Exercise directions:
In the records below, some lines hold the word "title". Copy each of those lines.
Records provided section start
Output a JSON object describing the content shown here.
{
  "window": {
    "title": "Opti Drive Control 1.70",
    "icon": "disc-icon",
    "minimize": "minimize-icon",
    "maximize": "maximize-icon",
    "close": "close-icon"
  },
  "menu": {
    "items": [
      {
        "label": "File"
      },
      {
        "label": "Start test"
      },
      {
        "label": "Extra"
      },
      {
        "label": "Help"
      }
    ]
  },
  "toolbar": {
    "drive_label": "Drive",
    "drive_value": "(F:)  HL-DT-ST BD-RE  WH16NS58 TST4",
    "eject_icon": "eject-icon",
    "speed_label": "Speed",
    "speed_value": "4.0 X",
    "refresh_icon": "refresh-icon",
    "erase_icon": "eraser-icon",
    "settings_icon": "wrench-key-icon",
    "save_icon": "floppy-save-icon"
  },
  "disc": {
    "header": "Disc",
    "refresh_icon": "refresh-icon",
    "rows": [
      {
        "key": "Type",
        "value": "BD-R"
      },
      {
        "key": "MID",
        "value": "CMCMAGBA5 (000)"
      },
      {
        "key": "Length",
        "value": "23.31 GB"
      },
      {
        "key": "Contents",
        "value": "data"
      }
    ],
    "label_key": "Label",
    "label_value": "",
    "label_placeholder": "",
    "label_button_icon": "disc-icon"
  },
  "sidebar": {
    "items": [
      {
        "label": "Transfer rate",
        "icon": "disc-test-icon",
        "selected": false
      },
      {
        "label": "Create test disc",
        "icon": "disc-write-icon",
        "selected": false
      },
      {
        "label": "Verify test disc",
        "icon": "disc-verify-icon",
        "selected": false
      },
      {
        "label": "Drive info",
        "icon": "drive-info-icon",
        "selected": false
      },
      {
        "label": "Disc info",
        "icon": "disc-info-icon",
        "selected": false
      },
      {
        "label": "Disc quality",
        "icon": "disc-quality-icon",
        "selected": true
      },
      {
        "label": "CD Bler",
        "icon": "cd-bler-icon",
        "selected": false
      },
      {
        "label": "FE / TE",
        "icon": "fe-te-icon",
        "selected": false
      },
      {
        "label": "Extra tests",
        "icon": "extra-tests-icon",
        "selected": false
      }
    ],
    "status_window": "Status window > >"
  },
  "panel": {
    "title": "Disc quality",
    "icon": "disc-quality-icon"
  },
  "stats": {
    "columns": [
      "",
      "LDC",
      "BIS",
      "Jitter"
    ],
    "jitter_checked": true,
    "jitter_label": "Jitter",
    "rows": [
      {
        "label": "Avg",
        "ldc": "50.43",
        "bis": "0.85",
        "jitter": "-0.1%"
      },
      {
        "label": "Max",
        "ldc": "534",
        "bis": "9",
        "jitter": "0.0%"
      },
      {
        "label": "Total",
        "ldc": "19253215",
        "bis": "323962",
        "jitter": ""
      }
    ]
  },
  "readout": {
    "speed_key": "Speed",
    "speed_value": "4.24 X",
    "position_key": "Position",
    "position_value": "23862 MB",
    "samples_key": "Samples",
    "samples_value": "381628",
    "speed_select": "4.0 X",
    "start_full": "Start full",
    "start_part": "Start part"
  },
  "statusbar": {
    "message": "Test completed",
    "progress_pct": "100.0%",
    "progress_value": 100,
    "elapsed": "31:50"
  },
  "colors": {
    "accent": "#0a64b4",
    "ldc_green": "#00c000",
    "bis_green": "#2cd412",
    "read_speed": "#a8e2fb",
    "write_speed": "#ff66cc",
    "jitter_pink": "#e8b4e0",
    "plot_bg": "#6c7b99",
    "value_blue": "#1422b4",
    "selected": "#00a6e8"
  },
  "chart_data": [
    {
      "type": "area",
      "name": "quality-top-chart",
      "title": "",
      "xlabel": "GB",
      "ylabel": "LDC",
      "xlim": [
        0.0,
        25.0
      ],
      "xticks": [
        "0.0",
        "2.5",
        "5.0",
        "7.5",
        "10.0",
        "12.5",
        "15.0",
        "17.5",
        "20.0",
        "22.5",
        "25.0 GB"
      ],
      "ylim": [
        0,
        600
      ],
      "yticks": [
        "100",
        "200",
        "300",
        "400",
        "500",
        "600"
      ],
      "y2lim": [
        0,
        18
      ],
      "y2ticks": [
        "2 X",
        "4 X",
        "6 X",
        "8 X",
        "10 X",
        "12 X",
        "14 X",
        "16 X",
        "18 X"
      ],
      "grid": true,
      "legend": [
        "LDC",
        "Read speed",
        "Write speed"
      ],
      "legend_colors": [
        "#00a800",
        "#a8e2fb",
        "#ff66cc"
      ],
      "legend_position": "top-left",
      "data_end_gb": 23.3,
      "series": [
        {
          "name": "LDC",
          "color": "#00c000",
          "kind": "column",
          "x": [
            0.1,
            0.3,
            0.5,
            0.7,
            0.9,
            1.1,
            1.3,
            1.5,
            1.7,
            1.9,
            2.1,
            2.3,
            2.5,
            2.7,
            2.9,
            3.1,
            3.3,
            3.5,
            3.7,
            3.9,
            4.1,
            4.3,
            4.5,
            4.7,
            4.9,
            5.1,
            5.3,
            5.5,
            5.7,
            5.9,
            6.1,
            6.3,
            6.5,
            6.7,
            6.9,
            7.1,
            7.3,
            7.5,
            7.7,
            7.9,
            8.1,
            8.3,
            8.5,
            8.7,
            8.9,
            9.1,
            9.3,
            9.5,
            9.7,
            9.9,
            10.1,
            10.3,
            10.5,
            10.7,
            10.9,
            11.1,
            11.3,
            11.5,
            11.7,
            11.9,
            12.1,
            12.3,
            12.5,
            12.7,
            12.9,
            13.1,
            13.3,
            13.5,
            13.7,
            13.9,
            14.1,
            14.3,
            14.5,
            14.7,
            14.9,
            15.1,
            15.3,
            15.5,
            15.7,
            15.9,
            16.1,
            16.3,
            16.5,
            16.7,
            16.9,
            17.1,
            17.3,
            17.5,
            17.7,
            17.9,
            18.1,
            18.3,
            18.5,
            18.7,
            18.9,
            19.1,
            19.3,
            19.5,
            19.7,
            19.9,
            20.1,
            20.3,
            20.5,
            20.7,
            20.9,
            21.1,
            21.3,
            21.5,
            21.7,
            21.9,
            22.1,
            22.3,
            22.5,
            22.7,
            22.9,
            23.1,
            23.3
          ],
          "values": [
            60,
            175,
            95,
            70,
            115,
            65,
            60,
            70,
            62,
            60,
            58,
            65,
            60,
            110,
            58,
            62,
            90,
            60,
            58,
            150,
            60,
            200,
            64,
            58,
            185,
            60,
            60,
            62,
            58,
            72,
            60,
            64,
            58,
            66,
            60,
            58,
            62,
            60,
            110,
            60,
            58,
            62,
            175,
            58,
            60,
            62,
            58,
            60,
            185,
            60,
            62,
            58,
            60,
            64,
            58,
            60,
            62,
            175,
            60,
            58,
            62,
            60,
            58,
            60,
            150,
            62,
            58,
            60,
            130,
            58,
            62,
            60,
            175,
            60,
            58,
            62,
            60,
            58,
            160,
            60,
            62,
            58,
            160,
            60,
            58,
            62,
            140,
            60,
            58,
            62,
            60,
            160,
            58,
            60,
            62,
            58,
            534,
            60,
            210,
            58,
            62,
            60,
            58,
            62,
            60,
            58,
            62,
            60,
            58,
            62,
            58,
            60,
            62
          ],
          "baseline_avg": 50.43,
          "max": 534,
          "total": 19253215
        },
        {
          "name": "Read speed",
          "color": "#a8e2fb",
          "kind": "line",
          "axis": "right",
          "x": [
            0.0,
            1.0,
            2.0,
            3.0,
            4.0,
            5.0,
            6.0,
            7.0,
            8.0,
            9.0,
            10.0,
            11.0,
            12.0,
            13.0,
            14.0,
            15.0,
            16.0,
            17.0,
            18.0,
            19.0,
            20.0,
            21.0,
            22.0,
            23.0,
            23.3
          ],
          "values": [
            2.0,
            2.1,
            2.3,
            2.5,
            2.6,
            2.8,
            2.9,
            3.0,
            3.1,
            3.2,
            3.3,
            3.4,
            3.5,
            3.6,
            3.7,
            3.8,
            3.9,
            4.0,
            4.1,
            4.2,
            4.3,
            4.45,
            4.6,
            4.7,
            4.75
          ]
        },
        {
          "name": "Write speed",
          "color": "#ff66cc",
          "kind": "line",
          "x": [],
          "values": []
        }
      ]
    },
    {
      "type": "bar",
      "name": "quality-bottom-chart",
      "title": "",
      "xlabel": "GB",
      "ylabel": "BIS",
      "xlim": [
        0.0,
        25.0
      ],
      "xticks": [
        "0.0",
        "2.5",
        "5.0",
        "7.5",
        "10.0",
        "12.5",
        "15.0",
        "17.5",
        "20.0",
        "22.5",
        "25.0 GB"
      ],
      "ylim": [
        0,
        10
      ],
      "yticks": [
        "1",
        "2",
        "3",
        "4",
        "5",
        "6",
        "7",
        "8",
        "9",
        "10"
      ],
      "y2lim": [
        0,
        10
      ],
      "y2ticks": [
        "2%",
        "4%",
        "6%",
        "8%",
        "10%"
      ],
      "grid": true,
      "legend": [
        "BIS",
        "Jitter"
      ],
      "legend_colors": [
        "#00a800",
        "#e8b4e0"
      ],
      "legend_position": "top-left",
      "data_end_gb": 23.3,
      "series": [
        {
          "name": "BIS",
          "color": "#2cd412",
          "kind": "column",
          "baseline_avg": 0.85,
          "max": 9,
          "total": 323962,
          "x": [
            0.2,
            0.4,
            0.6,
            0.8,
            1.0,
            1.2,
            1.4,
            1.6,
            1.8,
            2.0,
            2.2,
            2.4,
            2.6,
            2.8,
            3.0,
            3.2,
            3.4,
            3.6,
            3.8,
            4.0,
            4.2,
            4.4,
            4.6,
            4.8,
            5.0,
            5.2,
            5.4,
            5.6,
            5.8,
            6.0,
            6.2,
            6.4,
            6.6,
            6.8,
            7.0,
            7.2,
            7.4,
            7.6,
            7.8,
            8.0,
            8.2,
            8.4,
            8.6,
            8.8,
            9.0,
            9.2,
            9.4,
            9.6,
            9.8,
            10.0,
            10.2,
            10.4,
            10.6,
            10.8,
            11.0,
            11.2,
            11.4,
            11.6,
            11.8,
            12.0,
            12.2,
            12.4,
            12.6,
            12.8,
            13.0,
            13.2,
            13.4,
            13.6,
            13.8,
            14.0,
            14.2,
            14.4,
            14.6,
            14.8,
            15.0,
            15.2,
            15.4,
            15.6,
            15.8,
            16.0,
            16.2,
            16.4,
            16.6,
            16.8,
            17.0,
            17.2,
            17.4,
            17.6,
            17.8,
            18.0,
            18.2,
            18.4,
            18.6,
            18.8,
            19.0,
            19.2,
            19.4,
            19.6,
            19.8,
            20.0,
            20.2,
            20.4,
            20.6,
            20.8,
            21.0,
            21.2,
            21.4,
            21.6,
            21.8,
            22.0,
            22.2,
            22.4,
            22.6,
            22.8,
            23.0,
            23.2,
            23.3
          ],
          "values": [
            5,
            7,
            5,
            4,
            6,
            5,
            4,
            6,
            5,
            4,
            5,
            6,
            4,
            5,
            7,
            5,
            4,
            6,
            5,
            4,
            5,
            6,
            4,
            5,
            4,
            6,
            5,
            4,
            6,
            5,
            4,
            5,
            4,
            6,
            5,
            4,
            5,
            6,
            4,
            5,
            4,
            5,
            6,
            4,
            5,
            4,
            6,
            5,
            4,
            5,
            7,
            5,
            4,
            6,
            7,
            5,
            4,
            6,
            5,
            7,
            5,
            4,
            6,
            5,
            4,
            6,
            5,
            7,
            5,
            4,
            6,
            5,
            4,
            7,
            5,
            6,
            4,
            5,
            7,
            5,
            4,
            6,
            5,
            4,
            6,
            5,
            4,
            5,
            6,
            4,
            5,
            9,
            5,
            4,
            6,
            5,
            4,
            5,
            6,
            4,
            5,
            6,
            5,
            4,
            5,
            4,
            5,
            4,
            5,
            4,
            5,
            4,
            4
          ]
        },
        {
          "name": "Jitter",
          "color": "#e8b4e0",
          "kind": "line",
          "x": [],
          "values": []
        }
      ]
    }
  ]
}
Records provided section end
Reply:
    "title": "Opti Drive Control 1.70",
    "title": "Disc quality",
      "title": "",
      "title": "",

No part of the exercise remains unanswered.